Judicial

Supreme Court Term Limits, Redux

Apr 6 '12

Term limits for Supreme Court justices are in the news again.  See, for example, Timothy Noah and links therein.  We had a go-round on this here in 2010.  See my two posts, and links therein to Andy and Matt Yglesias.  The piece of research to read is Justin Crowe and Chris Karpowitz’s article, “Where Have You Gone, Sherman Minton? The Decline of the Short-Term Supreme Court Justice” (gated; ungated).  One argument that Noah makes is that term limits would make the politics of Court nominations and confirmations less divisive, since the stakes would be lower if the justices only served a limited term.  I’m less convinced.  Here is what I wrote then:

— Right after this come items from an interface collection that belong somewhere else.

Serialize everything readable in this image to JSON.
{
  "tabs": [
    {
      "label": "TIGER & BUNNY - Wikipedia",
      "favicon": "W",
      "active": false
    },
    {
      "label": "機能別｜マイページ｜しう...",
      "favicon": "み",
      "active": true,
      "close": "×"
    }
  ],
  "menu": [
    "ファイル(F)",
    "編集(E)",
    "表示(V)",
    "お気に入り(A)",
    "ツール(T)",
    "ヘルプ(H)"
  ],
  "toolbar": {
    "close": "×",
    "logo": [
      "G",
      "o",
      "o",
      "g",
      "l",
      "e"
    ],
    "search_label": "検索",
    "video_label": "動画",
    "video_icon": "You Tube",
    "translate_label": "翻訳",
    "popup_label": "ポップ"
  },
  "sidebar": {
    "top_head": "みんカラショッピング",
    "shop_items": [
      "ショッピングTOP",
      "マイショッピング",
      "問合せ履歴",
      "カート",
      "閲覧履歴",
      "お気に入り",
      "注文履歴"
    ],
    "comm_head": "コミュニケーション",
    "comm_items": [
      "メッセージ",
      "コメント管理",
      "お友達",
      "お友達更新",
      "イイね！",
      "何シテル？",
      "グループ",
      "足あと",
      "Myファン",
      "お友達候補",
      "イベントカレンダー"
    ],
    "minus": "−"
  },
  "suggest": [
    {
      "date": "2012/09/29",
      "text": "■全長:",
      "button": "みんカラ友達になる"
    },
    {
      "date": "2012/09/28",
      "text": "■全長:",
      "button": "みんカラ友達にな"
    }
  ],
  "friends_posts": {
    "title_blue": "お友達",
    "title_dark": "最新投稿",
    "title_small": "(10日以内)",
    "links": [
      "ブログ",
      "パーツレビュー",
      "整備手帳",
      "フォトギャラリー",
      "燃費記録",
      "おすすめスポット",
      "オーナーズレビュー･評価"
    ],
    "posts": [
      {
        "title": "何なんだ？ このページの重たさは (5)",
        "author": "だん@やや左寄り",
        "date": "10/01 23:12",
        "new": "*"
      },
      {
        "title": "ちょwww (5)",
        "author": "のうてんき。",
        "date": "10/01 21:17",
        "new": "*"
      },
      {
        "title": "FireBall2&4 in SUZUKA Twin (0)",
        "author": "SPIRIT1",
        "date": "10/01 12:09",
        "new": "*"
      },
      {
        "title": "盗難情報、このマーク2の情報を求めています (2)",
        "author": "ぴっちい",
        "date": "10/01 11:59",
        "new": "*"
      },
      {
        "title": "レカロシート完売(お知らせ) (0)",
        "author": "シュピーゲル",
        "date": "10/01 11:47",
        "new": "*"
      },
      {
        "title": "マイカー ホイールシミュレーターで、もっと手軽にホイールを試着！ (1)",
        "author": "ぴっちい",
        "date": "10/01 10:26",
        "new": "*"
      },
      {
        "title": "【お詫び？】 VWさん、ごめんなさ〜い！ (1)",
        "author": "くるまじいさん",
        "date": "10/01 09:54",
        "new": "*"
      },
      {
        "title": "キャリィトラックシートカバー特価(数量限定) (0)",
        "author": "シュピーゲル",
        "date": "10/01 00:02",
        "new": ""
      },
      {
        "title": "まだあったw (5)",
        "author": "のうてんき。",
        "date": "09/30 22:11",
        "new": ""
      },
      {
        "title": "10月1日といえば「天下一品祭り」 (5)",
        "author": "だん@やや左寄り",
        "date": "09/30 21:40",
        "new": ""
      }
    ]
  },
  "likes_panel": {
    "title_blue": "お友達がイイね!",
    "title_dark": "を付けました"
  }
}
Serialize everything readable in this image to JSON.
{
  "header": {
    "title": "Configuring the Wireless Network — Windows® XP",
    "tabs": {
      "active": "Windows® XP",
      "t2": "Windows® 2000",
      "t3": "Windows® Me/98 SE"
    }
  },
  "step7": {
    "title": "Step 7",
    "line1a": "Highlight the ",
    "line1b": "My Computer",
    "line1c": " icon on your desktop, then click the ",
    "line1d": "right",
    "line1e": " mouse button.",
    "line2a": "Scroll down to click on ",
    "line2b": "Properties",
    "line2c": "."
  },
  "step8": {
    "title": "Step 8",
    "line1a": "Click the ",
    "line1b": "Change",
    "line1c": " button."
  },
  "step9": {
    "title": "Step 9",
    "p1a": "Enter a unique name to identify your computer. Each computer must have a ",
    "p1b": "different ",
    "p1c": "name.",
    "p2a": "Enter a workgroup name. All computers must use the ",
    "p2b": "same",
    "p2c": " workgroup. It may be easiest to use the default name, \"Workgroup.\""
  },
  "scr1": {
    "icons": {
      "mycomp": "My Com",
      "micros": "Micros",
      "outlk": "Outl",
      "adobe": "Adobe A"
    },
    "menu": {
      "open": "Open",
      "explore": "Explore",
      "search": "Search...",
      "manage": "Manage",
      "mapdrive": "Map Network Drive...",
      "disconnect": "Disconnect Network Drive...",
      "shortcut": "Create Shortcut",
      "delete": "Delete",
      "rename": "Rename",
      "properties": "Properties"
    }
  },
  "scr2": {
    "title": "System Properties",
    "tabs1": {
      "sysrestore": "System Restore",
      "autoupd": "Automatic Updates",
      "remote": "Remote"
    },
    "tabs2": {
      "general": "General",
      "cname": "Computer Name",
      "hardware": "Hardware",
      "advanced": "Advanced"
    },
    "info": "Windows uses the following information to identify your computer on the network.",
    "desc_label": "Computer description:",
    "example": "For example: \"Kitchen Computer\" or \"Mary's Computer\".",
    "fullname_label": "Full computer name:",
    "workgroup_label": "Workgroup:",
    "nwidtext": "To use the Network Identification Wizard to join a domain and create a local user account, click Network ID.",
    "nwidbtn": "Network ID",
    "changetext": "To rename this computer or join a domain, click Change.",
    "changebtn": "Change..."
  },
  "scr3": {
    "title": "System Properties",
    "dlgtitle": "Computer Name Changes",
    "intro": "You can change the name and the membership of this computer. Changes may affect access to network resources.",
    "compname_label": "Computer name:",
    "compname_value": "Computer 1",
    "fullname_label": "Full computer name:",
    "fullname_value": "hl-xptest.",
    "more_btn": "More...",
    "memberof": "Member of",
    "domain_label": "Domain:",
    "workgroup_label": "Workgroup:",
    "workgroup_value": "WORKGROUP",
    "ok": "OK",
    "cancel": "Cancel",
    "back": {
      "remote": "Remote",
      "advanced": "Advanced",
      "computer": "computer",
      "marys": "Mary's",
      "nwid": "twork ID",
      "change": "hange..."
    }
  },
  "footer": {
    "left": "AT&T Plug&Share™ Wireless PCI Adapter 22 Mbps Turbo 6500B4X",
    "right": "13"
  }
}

bq. Other advocates of term limits argue that they would reduce the divisive politics of Court appointments. This is the motivation for Fallows’ post. Crowe and Karpowitz are skeptical, and I tend to agree. I doubt that presidents, Senators, interest groups, and others would suddenly stop caring as much if justices served only 6 or 8 or 12 years. A lot of the divisiveness stems from party polarization in Congress, which is not likely to go away anytime soon. Under term limits, I would foresee an increasing number of equally divisive Court battles. Indeed, they might become even more divisive because leaders would know exactly when vacancies would arise, making them even more a dominant consideration in campaigns.

See the posts for more.